Recently on Twitter, one (quasi-) celebrity retweeted another (quasi-) celebrity with a gratuitous swipe at Christians. The exact swipe isn't important. It's part of the usual drivel from a certain kind of atheist, the kind that is not content with his or her state of non-belief, but must insist that he or she instruct others in the rightness of that state of mind. I think of those people as the non-believer equivalent of the guy who stands on the street corner and tells you you're going to Hell for some reason or the other.
It's interesting that these strident folk will attack Christianity, often for being narrow-minded yahoos who have the bad sense to have faith in an unseen being, but those same folk will not say a thing about, say, Islam or Judaism, or any small religion. Wiccans, you're safe from ridicule from atheists. (Mitt Romney might have lost the election, but he can take solace in the knowledge that the atheists in this country surely believe that Mormons are Christians; otherwise they would not have felt so comfortable attacking his religion.)
Just the other day, a story on the Aetherwebs claimed that the student government association at Johns Hopkins University denied a pro-life group official status. One member compared the group to a white supremacist organization while another said that "we have the right to protect our students from things that are uncomfortable. Why should people have to defend their beliefs on their way to class?" The right to be "comfortable" - at a university, no less! Who'd have thunk it?
These strident complainers are usually the first to preach tolerance - for causes they support. Gay marriage? Better not say anything against it. Same with illegal immigration, "green" energy, gun control, or any other trendy cause. Speak out against any of those issues and one becomes a pariah. Complain about their anti-Christian rants, however, and you're accused of trying to suppress their FIrst Amendment rights.

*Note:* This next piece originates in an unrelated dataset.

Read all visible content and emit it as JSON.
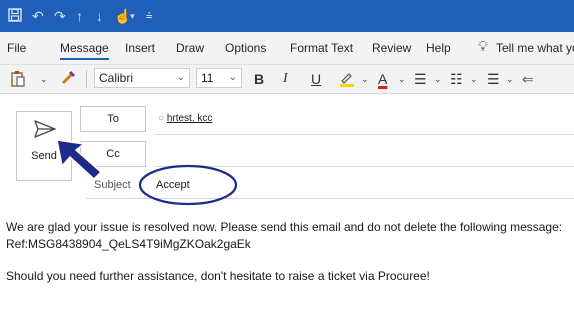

Guys, it's not about First Amendment rights, it's not about your right to think and believe anything you want. It's about civility, and our interest as a society in getting along with people of different beliefs.